3. Preprocessing and post-processing the data

It is a frequent thing during migrations, that the data in the source differs in format from the data that you should apply to the destination. For instance, your taxonomy terms can be stored in the form of "businesses/shops", indicating the parent and the child terms. Or, your image tags can appear as custom token insertions in content, that you will have to convert into acceptable image markup before migrating. In this case, you need to preprocess data. The function handling pre-processing is prepareRow(stdClass $row). $row is an object, containing the source query results.

Example 1:

function prepareRow($row) {
// Process taxonomy items

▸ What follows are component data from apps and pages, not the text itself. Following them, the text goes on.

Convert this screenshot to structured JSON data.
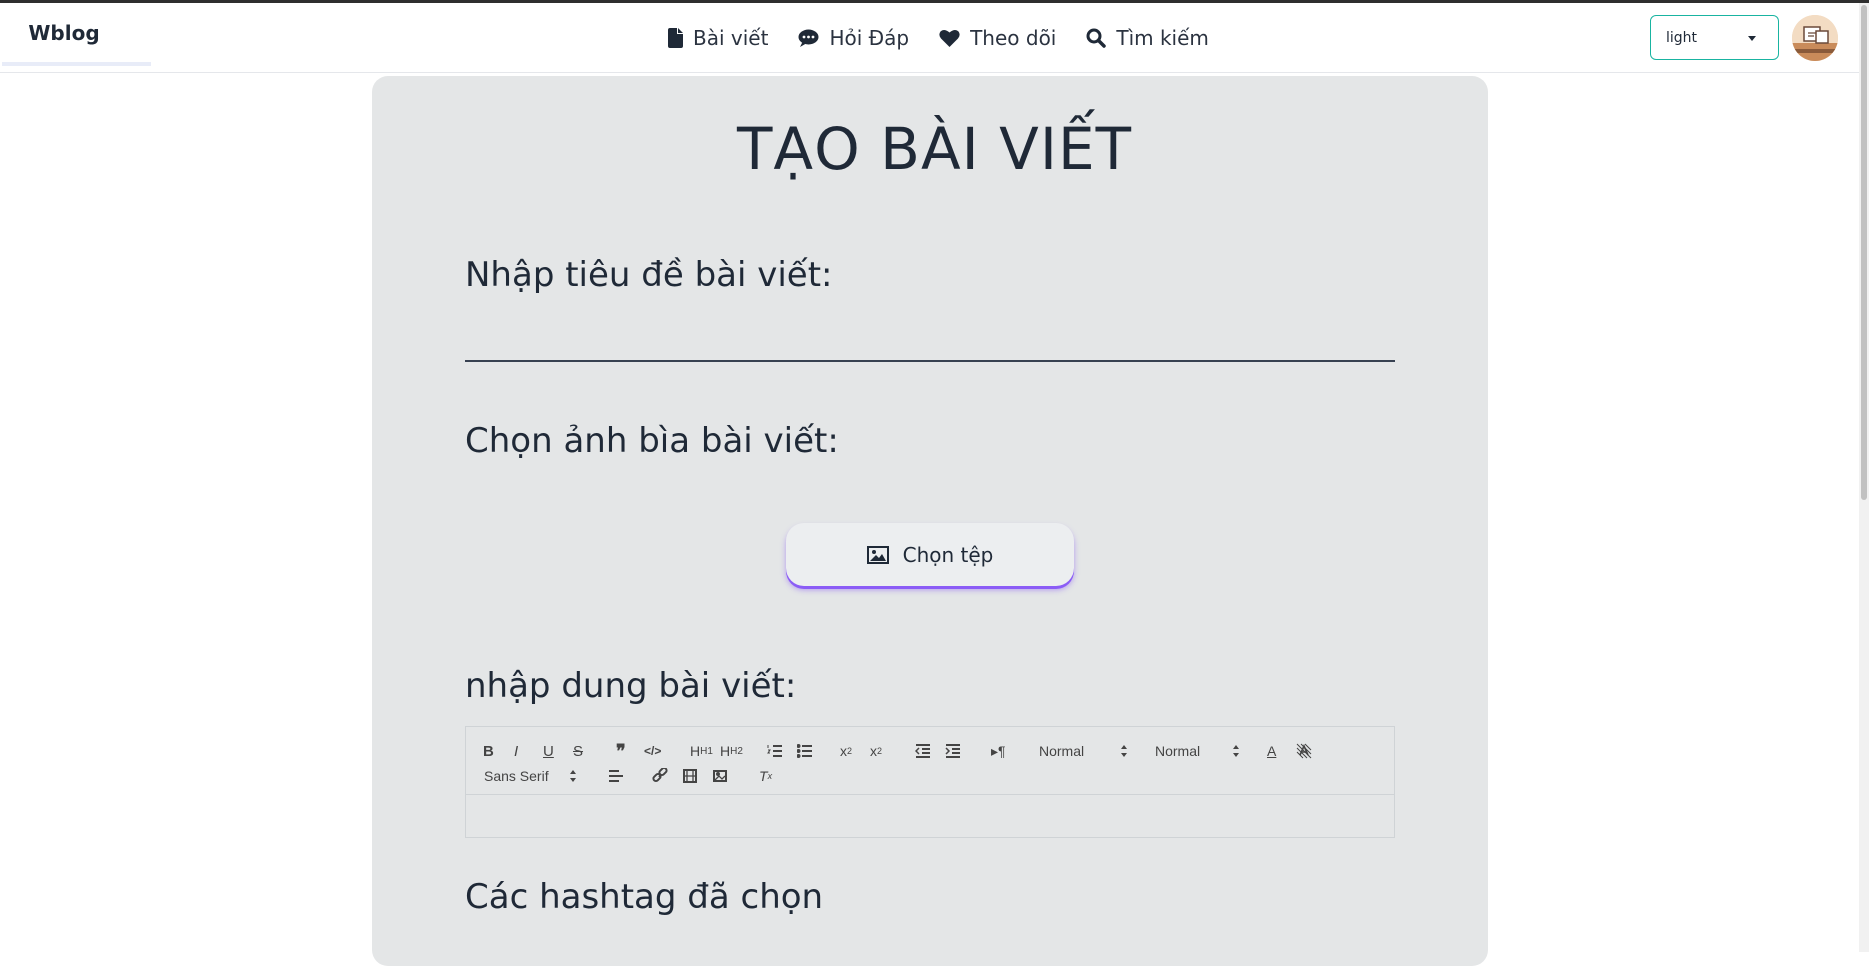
{
  "brand": "Wblog",
  "nav": [
    {
      "label": "Bài viết",
      "icon": "file-icon"
    },
    {
      "label": "Hỏi Đáp",
      "icon": "comment-dots-icon"
    },
    {
      "label": "Theo dõi",
      "icon": "heart-icon"
    },
    {
      "label": "Tìm kiếm",
      "icon": "search-icon"
    }
  ],
  "theme": {
    "selected": "light"
  },
  "page": {
    "title": "TẠO BÀI VIẾT",
    "title_label": "Nhập tiêu đề bài viết:",
    "title_value": "",
    "cover_label": "Chọn ảnh bìa bài viết:",
    "file_button": "Chọn tệp",
    "content_label": "nhập dung bài viết:",
    "hashtag_label": "Các hashtag đã chọn"
  },
  "editor": {
    "header_select": "Normal",
    "size_select": "Normal",
    "font_select": "Sans Serif",
    "h1": "H1",
    "h2": "H2"
  },
  "colors": {
    "accent": "#8b5cf6",
    "select_border": "#19b4a1",
    "card_bg": "#e4e6e7"
  }
}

In our case, because the categories went in the format of Parent_term/Child_term, we had to create the structure with Drupal API, rather than passing it to the stadnard Migrate module taxonomy term handler. But this is the good of the pre-processing - you can work on the data before it is used by the Migration module.

In some other cases, you may want to insert additional data into the migrated entites, that requires you to know the entity id. For example, you need to create a redirect preserving the old path, or link the new node to another. In this case, you need post-processing. Post-processing is handled by the function complete($entity, stdClass $row). $entity is an object containing the imported entity - file, object, or node, etc., and the $row is an object containing the source query results that was used for migrating into this entity.

Example 2:

function complete($entity, stdClass $row) {
// 301 Redirect URL
$this->save_old_url($entity->nid, $row->url);

Here, we pass the old url from the source table "url" field together with the new entity's id (in this case, it's a node, passing $entity->nid), to a custom function that saves them together in a separate reference field.

As you see, both pre-process and post-process functions are quite straignt-forward and easy to use, and can serve as a powerful tool to complement for the Migrate module limits.

A note to the reader

If you find this post helpful, and have your own observation that "you wished you'd known" about the Migrate module, or if you have a comment or a helpful suggestion to add to this article, add it in the comments! If we add up some good stuff, we can make one more post out of it, attributions due.

We want to work with you!